### TASK PROMPT
Output all records below verbatim.

### EXTRACTED MATERIAL
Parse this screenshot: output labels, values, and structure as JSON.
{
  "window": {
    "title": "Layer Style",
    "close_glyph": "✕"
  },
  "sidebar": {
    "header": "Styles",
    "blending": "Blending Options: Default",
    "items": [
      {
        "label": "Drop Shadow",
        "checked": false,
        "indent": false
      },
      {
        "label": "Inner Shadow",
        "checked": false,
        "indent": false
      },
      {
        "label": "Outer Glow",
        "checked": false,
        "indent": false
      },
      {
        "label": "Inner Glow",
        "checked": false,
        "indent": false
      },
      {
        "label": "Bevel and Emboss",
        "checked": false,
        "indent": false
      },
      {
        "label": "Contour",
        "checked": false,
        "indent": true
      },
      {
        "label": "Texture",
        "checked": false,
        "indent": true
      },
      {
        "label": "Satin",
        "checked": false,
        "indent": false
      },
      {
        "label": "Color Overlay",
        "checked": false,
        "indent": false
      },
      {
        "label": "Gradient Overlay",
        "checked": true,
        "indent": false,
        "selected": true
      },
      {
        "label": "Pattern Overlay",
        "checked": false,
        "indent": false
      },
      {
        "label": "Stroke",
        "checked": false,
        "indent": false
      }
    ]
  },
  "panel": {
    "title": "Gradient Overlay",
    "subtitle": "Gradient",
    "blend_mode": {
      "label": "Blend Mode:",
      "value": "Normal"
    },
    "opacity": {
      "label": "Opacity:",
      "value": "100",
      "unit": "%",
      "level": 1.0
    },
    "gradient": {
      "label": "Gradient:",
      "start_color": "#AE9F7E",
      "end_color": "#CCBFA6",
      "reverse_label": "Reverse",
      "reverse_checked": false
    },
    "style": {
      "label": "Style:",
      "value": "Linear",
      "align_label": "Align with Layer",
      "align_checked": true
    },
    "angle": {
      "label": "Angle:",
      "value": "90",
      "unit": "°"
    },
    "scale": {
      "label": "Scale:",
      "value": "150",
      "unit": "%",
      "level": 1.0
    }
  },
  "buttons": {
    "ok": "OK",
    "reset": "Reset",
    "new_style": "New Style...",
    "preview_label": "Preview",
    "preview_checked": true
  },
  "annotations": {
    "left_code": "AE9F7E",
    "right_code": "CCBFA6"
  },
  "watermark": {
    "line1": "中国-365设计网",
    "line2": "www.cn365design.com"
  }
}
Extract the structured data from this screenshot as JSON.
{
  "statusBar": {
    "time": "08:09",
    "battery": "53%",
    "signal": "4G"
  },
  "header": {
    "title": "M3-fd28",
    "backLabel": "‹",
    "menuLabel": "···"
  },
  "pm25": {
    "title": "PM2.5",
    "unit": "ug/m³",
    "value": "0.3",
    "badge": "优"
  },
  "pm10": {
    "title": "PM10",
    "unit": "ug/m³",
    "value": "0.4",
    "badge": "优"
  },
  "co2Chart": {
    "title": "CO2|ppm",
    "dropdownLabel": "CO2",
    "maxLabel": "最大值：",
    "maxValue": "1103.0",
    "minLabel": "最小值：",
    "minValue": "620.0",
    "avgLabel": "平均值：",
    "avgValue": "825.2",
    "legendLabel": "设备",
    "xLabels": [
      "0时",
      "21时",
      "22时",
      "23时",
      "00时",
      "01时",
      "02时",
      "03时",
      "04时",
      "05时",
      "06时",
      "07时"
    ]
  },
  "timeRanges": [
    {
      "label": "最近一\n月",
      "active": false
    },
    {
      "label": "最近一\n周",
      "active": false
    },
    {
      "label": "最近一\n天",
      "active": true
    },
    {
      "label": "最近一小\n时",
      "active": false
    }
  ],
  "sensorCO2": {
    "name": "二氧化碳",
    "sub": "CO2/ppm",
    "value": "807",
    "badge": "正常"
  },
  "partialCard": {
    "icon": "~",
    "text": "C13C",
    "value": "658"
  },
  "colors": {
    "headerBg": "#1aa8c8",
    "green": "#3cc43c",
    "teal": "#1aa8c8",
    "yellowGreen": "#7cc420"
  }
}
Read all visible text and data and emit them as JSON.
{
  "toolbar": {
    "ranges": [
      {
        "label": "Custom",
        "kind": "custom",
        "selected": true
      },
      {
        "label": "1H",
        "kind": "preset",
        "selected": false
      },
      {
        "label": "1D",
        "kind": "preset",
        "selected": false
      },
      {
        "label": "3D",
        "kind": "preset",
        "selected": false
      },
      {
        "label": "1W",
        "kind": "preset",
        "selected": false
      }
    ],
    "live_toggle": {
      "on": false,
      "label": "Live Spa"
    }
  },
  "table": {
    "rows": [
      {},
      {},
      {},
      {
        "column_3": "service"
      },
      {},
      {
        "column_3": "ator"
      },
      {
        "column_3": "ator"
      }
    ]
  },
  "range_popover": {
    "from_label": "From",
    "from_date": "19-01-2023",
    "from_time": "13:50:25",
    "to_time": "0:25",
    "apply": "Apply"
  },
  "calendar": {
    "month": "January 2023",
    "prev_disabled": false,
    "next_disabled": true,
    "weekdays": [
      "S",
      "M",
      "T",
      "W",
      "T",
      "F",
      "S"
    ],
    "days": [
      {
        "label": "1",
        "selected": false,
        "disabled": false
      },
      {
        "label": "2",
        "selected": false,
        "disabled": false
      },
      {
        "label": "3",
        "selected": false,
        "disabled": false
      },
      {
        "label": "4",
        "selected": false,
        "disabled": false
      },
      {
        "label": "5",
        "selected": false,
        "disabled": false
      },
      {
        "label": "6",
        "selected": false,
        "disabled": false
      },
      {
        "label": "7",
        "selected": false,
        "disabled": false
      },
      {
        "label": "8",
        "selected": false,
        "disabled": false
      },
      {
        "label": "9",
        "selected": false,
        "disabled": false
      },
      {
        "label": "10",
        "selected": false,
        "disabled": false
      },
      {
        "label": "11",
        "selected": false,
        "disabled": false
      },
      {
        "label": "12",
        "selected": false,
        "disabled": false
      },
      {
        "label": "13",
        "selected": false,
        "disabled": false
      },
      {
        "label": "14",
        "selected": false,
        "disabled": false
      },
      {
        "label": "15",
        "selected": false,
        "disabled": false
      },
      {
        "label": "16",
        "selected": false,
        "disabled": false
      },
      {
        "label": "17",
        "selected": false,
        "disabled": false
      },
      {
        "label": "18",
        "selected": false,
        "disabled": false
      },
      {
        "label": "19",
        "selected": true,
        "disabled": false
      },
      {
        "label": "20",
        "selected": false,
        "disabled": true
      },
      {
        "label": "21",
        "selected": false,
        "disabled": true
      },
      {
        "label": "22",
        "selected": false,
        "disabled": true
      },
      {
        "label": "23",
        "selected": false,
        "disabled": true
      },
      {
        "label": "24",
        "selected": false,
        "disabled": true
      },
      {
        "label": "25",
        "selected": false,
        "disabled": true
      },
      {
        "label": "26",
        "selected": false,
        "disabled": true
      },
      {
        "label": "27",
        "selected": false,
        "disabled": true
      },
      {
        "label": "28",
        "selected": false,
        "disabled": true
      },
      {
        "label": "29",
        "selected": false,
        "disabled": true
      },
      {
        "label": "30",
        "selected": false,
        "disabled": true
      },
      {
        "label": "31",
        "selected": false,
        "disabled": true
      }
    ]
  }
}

### YOUR RESPONSE
Parse this screenshot: output labels, values, and structure as JSON.
{
  "window": {
    "title": "Layer Style",
    "close_glyph": "✕"
  },
  "sidebar": {
    "header": "Styles",
    "blending": "Blending Options: Default",
    "items": [
      {
        "label": "Drop Shadow",
        "checked": false,
        "indent": false
      },
      {
        "label": "Inner Shadow",
        "checked": false,
        "indent": false
      },
      {
        "label": "Outer Glow",
        "checked": false,
        "indent": false
      },
      {
        "label": "Inner Glow",
        "checked": false,
        "indent": false
      },
      {
        "label": "Bevel and Emboss",
        "checked": false,
        "indent": false
      },
      {
        "label": "Contour",
        "checked": false,
        "indent": true
      },
      {
        "label": "Texture",
        "checked": false,
        "indent": true
      },
      {
        "label": "Satin",
        "checked": false,
        "indent": false
      },
      {
        "label": "Color Overlay",
        "checked": false,
        "indent": false
      },
      {
        "label": "Gradient Overlay",
        "checked": true,
        "indent": false,
        "selected": true
      },
      {
        "label": "Pattern Overlay",
        "checked": false,
        "indent": false
      },
      {
        "label": "Stroke",
        "checked": false,
        "indent": false
      }
    ]
  },
  "panel": {
    "title": "Gradient Overlay",
    "subtitle": "Gradient",
    "blend_mode": {
      "label": "Blend Mode:",
      "value": "Normal"
    },
    "opacity": {
      "label": "Opacity:",
      "value": "100",
      "unit": "%",
      "level": 1.0
    },
    "gradient": {
      "label": "Gradient:",
      "start_color": "#AE9F7E",
      "end_color": "#CCBFA6",
      "reverse_label": "Reverse",
      "reverse_checked": false
    },
    "style": {
      "label": "Style:",
      "value": "Linear",
      "align_label": "Align with Layer",
      "align_checked": true
    },
    "angle": {
      "label": "Angle:",
      "value": "90",
      "unit": "°"
    },
    "scale": {
      "label": "Scale:",
      "value": "150",
      "unit": "%",
      "level": 1.0
    }
  },
  "buttons": {
    "ok": "OK",
    "reset": "Reset",
    "new_style": "New Style...",
    "preview_label": "Preview",
    "preview_checked": true
  },
  "annotations": {
    "left_code": "AE9F7E",
    "right_code": "CCBFA6"
  },
  "watermark": {
    "line1": "中国-365设计网",
    "line2": "www.cn365design.com"
  }
}
Extract the structured data from this screenshot as JSON.
{
  "statusBar": {
    "time": "08:09",
    "battery": "53%",
    "signal": "4G"
  },
  "header": {
    "title": "M3-fd28",
    "backLabel": "‹",
    "menuLabel": "···"
  },
  "pm25": {
    "title": "PM2.5",
    "unit": "ug/m³",
    "value": "0.3",
    "badge": "优"
  },
  "pm10": {
    "title": "PM10",
    "unit": "ug/m³",
    "value": "0.4",
    "badge": "优"
  },
  "co2Chart": {
    "title": "CO2|ppm",
    "dropdownLabel": "CO2",
    "maxLabel": "最大值：",
    "maxValue": "1103.0",
    "minLabel": "最小值：",
    "minValue": "620.0",
    "avgLabel": "平均值：",
    "avgValue": "825.2",
    "legendLabel": "设备",
    "xLabels": [
      "0时",
      "21时",
      "22时",
      "23时",
      "00时",
      "01时",
      "02时",
      "03时",
      "04时",
      "05时",
      "06时",
      "07时"
    ]
  },
  "timeRanges": [
    {
      "label": "最近一\n月",
      "active": false
    },
    {
      "label": "最近一\n周",
      "active": false
    },
    {
      "label": "最近一\n天",
      "active": true
    },
    {
      "label": "最近一小\n时",
      "active": false
    }
  ],
  "sensorCO2": {
    "name": "二氧化碳",
    "sub": "CO2/ppm",
    "value": "807",
    "badge": "正常"
  },
  "partialCard": {
    "icon": "~",
    "text": "C13C",
    "value": "658"
  },
  "colors": {
    "headerBg": "#1aa8c8",
    "green": "#3cc43c",
    "teal": "#1aa8c8",
    "yellowGreen": "#7cc420"
  }
}
Read all visible text and data and emit them as JSON.
{
  "toolbar": {
    "ranges": [
      {
        "label": "Custom",
        "kind": "custom",
        "selected": true
      },
      {
        "label": "1H",
        "kind": "preset",
        "selected": false
      },
      {
        "label": "1D",
        "kind": "preset",
        "selected": false
      },
      {
        "label": "3D",
        "kind": "preset",
        "selected": false
      },
      {
        "label": "1W",
        "kind": "preset",
        "selected": false
      }
    ],
    "live_toggle": {
      "on": false,
      "label": "Live Spa"
    }
  },
  "table": {
    "rows": [
      {},
      {},
      {},
      {
        "column_3": "service"
      },
      {},
      {
        "column_3": "ator"
      },
      {
        "column_3": "ator"
      }
    ]
  },
  "range_popover": {
    "from_label": "From",
    "from_date": "19-01-2023",
    "from_time": "13:50:25",
    "to_time": "0:25",
    "apply": "Apply"
  },
  "calendar": {
    "month": "January 2023",
    "prev_disabled": false,
    "next_disabled": true,
    "weekdays": [
      "S",
      "M",
      "T",
      "W",
      "T",
      "F",
      "S"
    ],
    "days": [
      {
        "label": "1",
        "selected": false,
        "disabled": false
      },
      {
        "label": "2",
        "selected": false,
        "disabled": false
      },
      {
        "label": "3",
        "selected": false,
        "disabled": false
      },
      {
        "label": "4",
        "selected": false,
        "disabled": false
      },
      {
        "label": "5",
        "selected": false,
        "disabled": false
      },
      {
        "label": "6",
        "selected": false,
        "disabled": false
      },
      {
        "label": "7",
        "selected": false,
        "disabled": false
      },
      {
        "label": "8",
        "selected": false,
        "disabled": false
      },
      {
        "label": "9",
        "selected": false,
        "disabled": false
      },
      {
        "label": "10",
        "selected": false,
        "disabled": false
      },
      {
        "label": "11",
        "selected": false,
        "disabled": false
      },
      {
        "label": "12",
        "selected": false,
        "disabled": false
      },
      {
        "label": "13",
        "selected": false,
        "disabled": false
      },
      {
        "label": "14",
        "selected": false,
        "disabled": false
      },
      {
        "label": "15",
        "selected": false,
        "disabled": false
      },
      {
        "label": "16",
        "selected": false,
        "disabled": false
      },
      {
        "label": "17",
        "selected": false,
        "disabled": false
      },
      {
        "label": "18",
        "selected": false,
        "disabled": false
      },
      {
        "label": "19",
        "selected": true,
        "disabled": false
      },
      {
        "label": "20",
        "selected": false,
        "disabled": true
      },
      {
        "label": "21",
        "selected": false,
        "disabled": true
      },
      {
        "label": "22",
        "selected": false,
        "disabled": true
      },
      {
        "label": "23",
        "selected": false,
        "disabled": true
      },
      {
        "label": "24",
        "selected": false,
        "disabled": true
      },
      {
        "label": "25",
        "selected": false,
        "disabled": true
      },
      {
        "label": "26",
        "selected": false,
        "disabled": true
      },
      {
        "label": "27",
        "selected": false,
        "disabled": true
      },
      {
        "label": "28",
        "selected": false,
        "disabled": true
      },
      {
        "label": "29",
        "selected": false,
        "disabled": true
      },
      {
        "label": "30",
        "selected": false,
        "disabled": true
      },
      {
        "label": "31",
        "selected": false,
        "disabled": true
      }
    ]
  }
}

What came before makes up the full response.